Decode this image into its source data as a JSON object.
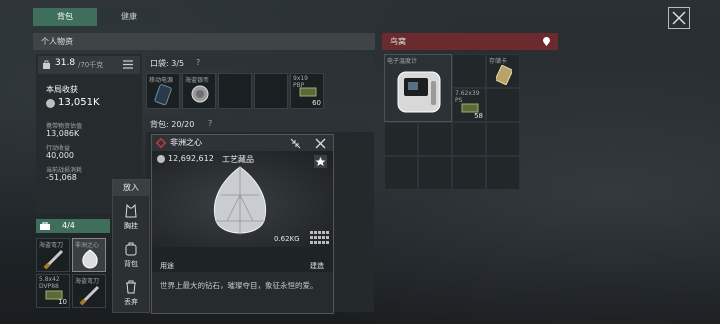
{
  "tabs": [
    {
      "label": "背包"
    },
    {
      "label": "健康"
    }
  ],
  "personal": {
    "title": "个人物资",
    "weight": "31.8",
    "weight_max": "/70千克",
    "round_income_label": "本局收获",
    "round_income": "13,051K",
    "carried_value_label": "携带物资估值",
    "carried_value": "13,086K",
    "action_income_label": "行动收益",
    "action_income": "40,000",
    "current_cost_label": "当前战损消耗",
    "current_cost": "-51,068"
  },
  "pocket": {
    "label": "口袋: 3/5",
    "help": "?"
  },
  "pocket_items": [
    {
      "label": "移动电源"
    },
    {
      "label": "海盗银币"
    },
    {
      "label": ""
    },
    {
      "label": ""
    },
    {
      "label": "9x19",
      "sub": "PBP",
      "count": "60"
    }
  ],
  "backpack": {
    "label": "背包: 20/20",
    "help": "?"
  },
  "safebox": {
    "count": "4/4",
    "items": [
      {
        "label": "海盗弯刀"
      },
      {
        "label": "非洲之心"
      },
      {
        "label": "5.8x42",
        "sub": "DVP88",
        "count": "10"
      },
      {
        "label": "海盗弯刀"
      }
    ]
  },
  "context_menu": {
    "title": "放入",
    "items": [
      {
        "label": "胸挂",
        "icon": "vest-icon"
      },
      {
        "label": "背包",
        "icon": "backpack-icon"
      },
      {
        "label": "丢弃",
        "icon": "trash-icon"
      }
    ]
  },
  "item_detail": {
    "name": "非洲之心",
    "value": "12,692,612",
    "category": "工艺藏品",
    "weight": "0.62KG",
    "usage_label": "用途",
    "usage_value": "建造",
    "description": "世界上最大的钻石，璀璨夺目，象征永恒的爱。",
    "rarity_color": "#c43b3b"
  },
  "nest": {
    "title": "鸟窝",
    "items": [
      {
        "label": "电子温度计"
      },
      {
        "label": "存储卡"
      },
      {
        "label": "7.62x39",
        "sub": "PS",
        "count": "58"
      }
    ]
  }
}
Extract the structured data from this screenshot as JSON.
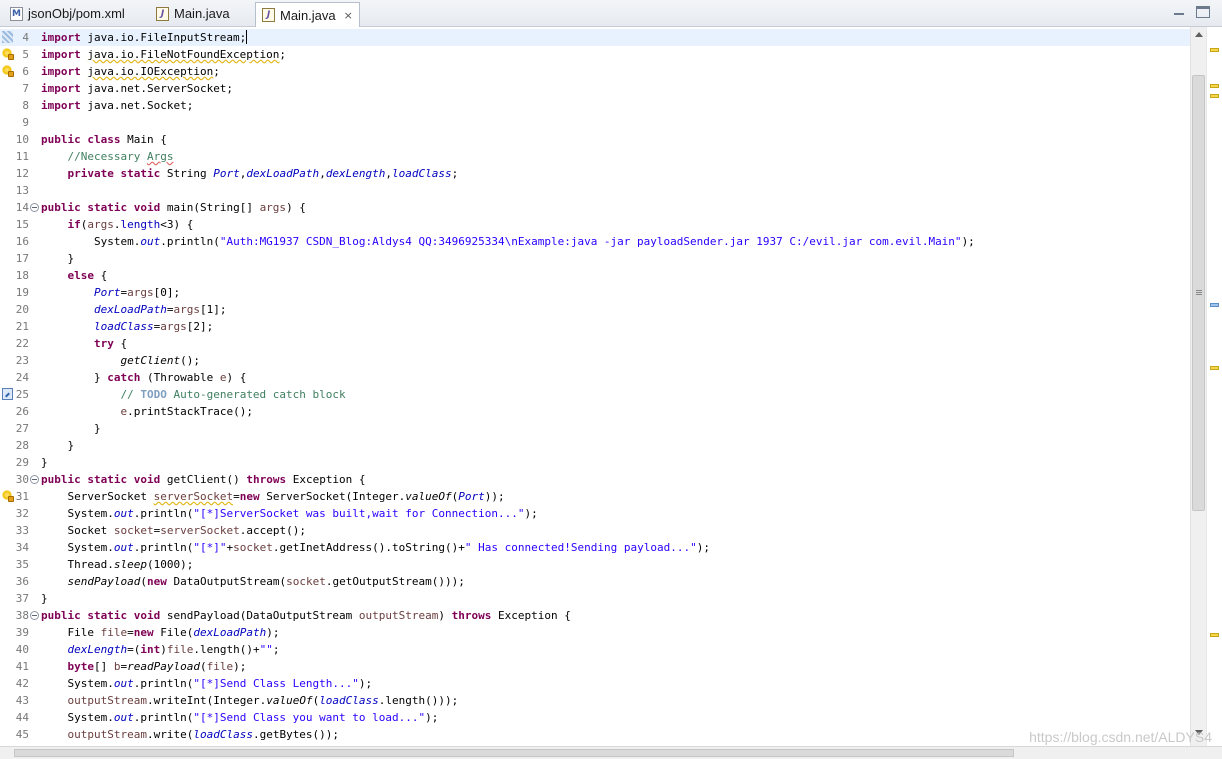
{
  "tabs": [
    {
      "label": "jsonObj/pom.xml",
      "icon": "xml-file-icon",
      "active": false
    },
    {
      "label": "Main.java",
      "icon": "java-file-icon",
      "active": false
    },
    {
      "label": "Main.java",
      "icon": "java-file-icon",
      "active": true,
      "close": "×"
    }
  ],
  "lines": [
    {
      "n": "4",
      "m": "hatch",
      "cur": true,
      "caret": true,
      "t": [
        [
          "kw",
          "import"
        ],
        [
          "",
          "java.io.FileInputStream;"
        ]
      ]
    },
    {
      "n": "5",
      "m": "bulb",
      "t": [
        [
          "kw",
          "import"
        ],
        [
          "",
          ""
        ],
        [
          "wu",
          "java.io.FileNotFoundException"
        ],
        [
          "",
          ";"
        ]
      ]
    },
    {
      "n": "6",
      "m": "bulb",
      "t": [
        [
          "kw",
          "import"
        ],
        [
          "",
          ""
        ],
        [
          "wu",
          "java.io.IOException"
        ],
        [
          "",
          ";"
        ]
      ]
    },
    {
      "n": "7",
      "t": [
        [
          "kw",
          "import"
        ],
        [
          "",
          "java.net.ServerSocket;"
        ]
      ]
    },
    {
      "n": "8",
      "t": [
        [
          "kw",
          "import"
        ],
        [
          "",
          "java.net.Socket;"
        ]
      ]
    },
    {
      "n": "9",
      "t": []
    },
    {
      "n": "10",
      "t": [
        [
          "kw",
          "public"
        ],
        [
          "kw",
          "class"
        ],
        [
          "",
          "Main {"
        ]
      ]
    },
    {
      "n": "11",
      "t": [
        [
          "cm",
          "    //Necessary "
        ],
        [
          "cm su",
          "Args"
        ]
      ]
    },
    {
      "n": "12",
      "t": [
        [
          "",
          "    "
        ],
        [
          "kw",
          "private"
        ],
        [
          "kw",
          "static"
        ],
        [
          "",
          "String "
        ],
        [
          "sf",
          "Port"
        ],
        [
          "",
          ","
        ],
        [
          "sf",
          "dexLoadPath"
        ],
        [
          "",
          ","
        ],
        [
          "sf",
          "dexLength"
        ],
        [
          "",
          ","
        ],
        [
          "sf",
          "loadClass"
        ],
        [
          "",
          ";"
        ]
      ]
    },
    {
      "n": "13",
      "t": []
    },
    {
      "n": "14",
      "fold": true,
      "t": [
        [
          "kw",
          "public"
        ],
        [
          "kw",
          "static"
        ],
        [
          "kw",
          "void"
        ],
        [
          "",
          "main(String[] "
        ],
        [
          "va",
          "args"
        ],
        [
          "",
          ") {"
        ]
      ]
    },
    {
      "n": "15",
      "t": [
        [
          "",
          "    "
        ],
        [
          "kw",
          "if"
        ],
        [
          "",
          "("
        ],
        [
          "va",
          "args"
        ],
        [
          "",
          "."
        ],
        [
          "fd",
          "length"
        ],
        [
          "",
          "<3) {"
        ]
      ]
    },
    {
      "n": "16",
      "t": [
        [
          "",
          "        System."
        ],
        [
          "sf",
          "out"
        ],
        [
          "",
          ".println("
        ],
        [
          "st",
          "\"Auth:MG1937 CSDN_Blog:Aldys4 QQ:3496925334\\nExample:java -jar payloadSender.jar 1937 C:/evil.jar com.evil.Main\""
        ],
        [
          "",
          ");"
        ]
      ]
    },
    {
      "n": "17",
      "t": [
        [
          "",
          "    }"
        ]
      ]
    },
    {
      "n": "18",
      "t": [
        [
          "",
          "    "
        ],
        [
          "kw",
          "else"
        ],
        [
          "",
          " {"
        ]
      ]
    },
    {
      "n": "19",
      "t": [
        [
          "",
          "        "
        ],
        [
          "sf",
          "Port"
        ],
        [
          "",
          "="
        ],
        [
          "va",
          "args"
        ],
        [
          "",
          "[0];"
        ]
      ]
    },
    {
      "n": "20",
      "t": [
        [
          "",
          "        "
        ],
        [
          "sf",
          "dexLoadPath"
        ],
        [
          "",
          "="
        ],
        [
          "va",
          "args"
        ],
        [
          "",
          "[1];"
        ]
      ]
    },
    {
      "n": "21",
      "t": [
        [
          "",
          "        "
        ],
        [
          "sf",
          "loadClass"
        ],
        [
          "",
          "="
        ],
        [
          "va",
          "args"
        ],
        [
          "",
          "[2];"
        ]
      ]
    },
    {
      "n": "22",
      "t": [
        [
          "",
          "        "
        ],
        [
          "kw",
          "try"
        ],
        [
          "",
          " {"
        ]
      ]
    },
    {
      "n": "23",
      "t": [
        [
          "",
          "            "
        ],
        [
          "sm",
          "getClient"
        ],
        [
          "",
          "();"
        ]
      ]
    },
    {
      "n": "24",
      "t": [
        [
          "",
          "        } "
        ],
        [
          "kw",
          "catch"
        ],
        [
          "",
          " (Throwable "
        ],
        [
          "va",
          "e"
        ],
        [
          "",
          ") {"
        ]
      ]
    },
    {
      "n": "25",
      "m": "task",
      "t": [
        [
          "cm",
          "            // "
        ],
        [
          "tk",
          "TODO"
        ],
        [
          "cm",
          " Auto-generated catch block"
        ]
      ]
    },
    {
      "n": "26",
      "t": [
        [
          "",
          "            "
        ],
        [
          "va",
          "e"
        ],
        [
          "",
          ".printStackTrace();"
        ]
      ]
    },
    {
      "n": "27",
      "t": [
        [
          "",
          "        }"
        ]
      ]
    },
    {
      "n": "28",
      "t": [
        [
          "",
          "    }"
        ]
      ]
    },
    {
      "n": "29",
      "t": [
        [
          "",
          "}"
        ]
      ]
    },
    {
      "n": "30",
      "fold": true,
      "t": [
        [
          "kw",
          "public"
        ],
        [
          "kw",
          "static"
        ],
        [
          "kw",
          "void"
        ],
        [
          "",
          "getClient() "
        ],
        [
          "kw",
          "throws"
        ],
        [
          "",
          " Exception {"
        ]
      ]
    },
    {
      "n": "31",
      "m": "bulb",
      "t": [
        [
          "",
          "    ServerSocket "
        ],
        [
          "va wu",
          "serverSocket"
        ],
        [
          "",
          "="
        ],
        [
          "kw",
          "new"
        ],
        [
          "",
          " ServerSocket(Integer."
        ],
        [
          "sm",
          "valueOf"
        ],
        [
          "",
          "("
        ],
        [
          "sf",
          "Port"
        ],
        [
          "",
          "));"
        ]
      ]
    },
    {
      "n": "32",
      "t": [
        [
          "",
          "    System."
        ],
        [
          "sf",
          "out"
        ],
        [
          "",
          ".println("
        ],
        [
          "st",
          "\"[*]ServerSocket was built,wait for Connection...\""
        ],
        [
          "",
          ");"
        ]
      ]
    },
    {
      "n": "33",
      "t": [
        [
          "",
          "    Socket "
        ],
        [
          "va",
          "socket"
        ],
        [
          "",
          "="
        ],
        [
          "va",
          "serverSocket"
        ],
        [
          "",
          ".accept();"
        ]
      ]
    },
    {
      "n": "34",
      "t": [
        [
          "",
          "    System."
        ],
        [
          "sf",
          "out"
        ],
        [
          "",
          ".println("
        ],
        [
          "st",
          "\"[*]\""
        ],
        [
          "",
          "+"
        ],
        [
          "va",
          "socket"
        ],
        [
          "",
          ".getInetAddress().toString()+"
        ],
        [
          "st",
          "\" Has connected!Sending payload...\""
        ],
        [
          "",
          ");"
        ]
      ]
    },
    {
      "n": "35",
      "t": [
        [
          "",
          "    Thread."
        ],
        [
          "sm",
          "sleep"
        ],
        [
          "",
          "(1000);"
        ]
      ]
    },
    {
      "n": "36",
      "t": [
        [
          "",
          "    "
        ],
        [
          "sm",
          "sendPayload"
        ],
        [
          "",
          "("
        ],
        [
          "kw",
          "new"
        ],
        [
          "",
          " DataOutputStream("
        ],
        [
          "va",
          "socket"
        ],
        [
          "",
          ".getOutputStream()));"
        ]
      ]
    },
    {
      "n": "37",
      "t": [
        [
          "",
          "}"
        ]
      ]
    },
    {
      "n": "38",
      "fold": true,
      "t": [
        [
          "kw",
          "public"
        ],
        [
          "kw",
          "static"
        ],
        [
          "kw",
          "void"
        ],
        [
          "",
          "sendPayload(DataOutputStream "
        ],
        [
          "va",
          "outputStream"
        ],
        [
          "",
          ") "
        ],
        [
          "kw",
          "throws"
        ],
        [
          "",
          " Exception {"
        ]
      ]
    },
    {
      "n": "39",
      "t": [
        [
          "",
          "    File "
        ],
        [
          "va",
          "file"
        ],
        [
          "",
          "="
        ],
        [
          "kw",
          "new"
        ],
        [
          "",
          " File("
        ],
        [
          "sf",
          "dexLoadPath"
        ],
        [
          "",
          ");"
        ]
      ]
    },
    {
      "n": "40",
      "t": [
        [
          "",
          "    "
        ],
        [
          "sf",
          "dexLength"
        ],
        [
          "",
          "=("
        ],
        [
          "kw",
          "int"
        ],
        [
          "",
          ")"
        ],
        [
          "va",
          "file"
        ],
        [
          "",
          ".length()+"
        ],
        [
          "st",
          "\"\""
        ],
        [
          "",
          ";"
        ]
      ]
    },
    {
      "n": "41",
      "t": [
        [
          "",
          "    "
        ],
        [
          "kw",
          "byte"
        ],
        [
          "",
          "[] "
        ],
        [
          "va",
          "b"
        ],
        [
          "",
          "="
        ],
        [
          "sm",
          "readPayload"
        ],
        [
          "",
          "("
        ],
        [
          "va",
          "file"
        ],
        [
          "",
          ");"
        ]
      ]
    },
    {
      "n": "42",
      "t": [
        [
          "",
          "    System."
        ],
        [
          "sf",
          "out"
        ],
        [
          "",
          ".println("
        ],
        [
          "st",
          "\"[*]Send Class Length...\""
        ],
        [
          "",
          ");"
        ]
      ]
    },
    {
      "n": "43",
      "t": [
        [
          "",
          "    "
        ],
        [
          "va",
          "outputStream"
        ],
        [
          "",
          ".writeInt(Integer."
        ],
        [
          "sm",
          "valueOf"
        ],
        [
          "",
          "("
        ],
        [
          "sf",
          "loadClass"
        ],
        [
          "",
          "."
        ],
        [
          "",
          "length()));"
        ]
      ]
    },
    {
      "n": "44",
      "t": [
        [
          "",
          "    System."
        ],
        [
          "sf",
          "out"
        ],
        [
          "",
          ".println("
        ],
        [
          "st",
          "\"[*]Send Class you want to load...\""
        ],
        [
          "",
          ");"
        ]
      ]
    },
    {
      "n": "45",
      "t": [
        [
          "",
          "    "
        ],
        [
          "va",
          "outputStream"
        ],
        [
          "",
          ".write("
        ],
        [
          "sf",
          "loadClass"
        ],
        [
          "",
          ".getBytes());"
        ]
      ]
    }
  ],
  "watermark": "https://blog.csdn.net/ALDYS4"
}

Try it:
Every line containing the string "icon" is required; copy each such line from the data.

Exercise solution:
        "icon": "vest-icon"
        "icon": "backpack-icon"
        "icon": "trash-icon"
      "icon": "xml-file-icon",
      "icon": "java-file-icon",
      "icon": "java-file-icon",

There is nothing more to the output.